- EXERCISE -
Scan the data that follows and count the lines with the string "Pavel"; answer with the count alone.

__________________________________________________

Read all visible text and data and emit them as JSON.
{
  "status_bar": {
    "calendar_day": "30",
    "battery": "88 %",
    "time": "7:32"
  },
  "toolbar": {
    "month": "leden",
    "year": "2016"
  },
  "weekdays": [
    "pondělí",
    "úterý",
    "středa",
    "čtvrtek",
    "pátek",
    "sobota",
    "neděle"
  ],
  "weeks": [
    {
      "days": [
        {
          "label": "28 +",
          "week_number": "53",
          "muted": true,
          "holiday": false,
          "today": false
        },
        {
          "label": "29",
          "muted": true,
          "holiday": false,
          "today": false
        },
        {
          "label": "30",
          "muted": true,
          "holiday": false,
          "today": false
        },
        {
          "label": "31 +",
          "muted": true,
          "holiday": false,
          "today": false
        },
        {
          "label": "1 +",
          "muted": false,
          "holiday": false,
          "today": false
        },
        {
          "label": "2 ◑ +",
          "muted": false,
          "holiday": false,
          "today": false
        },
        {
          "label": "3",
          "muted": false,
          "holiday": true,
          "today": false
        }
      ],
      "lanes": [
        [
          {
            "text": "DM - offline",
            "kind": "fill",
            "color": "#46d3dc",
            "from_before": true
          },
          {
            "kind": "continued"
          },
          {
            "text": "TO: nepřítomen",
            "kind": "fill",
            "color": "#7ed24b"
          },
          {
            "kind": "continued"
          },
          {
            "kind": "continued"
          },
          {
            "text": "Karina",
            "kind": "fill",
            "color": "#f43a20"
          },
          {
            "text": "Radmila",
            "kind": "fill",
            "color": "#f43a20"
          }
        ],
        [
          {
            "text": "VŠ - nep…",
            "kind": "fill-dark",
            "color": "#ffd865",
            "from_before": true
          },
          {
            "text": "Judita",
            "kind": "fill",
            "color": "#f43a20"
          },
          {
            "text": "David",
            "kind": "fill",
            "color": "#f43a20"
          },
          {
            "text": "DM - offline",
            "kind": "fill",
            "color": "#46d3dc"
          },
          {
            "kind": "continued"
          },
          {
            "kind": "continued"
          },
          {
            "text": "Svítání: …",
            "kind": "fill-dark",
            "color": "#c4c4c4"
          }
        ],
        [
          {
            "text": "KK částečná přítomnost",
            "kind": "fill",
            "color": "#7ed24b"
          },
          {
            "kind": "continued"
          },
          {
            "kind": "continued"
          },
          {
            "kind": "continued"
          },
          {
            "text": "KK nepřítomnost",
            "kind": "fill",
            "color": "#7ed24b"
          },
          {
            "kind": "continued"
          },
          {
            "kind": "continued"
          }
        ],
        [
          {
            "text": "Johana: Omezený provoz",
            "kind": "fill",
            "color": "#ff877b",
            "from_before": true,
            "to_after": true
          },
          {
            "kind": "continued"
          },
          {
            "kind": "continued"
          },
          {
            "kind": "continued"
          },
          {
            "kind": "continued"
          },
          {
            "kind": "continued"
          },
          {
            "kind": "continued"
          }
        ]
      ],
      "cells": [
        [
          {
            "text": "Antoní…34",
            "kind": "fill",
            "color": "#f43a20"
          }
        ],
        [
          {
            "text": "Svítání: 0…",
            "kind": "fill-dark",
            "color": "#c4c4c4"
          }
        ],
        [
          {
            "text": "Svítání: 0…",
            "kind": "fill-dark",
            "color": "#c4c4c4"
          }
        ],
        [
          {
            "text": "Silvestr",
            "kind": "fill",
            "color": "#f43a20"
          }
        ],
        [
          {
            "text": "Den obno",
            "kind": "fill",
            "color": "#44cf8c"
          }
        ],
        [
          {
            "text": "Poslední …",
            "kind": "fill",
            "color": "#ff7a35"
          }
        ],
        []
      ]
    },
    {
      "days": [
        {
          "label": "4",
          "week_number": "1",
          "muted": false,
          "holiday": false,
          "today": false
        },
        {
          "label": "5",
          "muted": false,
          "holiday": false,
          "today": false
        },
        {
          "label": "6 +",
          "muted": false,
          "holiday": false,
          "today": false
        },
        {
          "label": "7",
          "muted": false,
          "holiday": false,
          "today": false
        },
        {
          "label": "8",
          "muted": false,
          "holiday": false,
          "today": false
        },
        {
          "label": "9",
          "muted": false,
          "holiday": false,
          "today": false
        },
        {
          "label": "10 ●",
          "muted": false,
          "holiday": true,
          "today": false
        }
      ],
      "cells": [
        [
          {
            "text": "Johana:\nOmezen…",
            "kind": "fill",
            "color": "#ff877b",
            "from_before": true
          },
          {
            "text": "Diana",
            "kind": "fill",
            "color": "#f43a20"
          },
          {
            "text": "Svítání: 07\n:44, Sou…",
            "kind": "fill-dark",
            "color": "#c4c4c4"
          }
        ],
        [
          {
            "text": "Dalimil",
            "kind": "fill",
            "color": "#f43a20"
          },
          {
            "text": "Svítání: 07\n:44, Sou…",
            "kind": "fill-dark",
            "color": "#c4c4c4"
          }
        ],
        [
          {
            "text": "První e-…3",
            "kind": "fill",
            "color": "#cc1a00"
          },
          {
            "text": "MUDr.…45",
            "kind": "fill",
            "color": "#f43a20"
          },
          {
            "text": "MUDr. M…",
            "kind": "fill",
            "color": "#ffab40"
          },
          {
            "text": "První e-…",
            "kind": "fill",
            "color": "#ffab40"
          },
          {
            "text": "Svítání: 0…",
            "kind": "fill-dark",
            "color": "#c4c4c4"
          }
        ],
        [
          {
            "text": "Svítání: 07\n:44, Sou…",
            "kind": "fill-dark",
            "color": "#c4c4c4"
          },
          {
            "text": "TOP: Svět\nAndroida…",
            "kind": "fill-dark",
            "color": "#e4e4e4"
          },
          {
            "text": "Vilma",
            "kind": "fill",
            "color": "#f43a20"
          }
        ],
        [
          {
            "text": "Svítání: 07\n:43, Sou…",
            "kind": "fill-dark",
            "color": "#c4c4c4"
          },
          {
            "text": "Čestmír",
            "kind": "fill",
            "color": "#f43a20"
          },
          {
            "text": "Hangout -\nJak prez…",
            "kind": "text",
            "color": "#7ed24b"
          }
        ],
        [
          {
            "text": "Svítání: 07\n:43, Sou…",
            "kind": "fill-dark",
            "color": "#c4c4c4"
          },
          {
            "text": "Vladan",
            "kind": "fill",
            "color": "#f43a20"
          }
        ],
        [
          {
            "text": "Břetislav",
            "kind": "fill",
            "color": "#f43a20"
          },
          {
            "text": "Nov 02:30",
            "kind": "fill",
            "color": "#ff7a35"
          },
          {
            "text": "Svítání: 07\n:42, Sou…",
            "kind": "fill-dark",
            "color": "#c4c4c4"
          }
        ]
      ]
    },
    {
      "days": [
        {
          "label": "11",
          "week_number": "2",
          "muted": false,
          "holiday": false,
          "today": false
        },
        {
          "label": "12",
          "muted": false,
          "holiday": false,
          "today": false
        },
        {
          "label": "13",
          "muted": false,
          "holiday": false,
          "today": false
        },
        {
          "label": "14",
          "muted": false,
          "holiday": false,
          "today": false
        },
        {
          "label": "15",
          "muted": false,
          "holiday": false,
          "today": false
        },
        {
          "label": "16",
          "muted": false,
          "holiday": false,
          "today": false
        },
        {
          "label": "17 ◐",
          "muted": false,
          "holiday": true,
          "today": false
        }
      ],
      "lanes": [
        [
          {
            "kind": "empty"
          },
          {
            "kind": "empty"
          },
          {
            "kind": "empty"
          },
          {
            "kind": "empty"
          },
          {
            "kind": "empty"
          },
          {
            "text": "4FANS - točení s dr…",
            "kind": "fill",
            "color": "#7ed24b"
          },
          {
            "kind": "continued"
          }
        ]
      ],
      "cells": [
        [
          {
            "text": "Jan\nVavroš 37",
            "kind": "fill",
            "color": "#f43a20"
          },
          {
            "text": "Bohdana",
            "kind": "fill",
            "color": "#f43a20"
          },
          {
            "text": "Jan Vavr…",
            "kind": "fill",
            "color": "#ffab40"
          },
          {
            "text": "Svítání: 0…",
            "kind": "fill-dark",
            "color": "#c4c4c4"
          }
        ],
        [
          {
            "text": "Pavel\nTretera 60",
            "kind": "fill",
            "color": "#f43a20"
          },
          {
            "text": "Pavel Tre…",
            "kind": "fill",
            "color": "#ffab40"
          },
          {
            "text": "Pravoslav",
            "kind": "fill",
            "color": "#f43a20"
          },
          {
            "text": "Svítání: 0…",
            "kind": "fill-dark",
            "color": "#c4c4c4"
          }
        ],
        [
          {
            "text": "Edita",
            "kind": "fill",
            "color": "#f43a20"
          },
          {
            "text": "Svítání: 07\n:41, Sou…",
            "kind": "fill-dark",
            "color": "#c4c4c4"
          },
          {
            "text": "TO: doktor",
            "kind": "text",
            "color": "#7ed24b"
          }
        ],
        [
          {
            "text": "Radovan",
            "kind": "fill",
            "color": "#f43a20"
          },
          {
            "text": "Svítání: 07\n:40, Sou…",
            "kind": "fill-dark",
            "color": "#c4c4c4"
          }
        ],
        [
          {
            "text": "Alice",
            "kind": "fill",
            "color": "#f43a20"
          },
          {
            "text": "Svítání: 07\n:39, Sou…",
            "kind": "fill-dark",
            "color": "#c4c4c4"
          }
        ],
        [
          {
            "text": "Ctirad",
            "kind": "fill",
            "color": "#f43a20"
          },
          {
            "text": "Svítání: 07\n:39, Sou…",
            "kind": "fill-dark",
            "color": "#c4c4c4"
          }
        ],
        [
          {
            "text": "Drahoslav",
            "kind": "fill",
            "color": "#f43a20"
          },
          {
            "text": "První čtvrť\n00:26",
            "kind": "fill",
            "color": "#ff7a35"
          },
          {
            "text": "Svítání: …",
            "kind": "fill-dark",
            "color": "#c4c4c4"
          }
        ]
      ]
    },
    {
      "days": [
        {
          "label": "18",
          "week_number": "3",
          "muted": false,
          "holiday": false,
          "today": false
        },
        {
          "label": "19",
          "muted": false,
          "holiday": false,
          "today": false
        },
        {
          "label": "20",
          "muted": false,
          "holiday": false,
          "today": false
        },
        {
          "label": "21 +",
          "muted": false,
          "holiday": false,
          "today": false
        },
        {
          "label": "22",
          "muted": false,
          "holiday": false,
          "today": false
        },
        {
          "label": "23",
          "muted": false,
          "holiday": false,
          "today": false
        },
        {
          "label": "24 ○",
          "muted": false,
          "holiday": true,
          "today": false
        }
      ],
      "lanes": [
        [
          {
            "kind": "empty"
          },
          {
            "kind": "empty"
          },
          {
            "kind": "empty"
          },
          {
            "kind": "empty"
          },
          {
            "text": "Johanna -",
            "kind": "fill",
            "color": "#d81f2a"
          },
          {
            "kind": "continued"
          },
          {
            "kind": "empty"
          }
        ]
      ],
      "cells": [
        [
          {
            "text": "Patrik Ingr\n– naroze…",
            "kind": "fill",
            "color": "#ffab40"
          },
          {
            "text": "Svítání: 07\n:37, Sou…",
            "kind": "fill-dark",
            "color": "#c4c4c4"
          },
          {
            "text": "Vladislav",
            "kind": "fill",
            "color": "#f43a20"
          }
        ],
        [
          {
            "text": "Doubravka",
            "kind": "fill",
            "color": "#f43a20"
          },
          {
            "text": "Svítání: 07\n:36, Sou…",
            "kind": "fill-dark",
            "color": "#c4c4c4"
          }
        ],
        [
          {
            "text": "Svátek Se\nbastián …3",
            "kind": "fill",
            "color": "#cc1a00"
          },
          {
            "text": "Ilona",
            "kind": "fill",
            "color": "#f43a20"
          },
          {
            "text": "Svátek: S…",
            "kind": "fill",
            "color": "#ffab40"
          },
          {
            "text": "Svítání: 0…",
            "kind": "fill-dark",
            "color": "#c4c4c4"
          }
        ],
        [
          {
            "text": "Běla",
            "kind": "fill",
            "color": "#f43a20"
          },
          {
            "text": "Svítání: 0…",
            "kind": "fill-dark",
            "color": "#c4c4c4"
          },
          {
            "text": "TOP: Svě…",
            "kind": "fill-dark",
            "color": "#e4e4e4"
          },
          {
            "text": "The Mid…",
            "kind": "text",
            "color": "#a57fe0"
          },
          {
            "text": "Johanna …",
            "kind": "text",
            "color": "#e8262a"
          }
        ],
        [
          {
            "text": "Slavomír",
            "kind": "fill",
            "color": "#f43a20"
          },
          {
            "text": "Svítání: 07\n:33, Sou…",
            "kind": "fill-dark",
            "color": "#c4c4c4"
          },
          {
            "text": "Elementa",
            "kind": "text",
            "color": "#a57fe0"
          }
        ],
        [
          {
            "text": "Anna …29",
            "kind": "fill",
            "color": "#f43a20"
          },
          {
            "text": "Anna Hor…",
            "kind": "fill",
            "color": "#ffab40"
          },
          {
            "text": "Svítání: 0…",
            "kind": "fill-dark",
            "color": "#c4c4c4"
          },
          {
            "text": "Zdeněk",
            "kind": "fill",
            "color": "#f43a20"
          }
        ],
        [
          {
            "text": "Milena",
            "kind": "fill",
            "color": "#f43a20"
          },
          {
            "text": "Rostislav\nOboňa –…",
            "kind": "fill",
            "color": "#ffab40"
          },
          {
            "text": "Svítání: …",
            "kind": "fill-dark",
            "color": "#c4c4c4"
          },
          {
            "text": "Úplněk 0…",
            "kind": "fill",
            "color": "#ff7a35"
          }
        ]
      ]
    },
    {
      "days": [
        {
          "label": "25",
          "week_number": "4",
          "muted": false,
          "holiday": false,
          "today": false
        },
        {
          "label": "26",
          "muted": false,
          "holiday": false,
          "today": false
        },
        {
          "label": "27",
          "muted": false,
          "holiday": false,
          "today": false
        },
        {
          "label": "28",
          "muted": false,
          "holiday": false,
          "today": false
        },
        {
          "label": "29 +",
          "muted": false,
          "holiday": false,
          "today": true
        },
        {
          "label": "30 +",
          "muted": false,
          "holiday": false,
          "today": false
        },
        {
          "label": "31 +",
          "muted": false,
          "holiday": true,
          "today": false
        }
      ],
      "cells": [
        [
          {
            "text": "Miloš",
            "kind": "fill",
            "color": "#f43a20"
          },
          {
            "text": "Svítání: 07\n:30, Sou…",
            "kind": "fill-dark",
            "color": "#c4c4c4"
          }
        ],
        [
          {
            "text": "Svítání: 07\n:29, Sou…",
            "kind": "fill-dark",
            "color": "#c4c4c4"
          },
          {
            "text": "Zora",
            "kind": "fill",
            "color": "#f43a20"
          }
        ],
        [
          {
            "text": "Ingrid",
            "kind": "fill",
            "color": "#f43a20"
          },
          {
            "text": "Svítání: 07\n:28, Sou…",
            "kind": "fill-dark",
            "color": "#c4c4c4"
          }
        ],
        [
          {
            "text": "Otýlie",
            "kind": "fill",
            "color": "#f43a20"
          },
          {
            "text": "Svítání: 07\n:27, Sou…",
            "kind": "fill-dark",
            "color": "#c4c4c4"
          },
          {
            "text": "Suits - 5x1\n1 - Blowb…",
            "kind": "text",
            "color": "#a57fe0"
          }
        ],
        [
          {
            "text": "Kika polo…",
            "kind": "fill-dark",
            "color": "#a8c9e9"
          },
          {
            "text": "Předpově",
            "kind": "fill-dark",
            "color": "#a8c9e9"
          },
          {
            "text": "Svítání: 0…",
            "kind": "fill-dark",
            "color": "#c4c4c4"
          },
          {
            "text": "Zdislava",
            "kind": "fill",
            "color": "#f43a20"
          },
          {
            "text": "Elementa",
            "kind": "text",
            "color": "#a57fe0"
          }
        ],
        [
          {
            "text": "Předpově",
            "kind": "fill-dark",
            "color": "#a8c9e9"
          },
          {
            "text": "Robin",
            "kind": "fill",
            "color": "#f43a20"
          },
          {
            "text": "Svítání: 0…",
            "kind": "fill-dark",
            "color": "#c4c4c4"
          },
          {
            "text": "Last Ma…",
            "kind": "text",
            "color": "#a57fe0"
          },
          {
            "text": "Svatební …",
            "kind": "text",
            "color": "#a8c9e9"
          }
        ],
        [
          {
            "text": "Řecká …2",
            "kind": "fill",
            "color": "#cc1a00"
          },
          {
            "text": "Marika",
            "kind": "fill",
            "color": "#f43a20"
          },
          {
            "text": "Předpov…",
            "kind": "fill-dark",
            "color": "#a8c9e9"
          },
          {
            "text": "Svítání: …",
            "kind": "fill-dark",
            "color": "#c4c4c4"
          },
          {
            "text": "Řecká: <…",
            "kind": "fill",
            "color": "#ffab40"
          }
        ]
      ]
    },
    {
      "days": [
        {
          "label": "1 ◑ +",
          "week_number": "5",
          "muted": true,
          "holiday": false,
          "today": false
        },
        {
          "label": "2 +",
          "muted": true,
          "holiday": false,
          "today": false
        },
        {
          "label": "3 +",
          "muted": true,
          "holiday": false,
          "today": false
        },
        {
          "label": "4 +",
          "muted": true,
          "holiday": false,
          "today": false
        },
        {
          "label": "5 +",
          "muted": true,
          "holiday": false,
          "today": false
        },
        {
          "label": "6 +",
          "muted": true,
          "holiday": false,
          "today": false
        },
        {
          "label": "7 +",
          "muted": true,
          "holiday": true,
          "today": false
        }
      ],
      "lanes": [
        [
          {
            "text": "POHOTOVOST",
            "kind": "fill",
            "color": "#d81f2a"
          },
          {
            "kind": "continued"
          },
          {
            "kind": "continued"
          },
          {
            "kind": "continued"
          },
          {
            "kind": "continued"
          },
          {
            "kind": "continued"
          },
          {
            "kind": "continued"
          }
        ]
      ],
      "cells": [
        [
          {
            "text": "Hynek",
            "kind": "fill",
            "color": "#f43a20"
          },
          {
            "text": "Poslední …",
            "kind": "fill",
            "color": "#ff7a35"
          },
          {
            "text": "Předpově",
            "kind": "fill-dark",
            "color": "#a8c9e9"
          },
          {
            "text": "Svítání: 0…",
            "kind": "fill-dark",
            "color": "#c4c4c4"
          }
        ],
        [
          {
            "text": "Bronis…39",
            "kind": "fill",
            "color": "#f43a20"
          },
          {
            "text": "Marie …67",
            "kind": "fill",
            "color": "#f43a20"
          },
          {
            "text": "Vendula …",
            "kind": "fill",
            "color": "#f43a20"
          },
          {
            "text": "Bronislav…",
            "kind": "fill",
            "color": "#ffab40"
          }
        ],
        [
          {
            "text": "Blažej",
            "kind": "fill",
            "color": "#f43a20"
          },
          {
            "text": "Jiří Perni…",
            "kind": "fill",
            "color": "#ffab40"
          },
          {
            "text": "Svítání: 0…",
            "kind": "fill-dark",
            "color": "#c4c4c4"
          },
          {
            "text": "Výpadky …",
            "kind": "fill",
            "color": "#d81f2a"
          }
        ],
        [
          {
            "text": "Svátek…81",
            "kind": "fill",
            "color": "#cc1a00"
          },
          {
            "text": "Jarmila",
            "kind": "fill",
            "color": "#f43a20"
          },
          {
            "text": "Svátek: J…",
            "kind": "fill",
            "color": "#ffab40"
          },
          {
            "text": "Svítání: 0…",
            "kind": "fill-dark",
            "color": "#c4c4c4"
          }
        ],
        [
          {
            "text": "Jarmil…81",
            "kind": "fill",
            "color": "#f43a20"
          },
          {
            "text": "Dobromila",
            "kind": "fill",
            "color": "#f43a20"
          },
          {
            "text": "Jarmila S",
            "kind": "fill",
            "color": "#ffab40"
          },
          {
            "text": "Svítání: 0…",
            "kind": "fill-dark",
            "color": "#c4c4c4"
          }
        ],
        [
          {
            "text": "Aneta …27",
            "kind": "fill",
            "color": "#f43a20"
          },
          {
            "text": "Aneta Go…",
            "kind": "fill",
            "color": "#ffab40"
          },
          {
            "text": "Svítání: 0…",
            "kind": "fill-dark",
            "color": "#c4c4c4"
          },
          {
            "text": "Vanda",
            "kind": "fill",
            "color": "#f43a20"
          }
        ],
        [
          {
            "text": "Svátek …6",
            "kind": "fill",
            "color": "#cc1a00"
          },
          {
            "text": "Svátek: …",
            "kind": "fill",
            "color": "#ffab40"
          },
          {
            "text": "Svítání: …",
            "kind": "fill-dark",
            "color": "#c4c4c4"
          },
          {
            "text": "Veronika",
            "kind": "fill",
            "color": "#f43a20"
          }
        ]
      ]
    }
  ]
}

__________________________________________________

- TASK OUTPUT -
2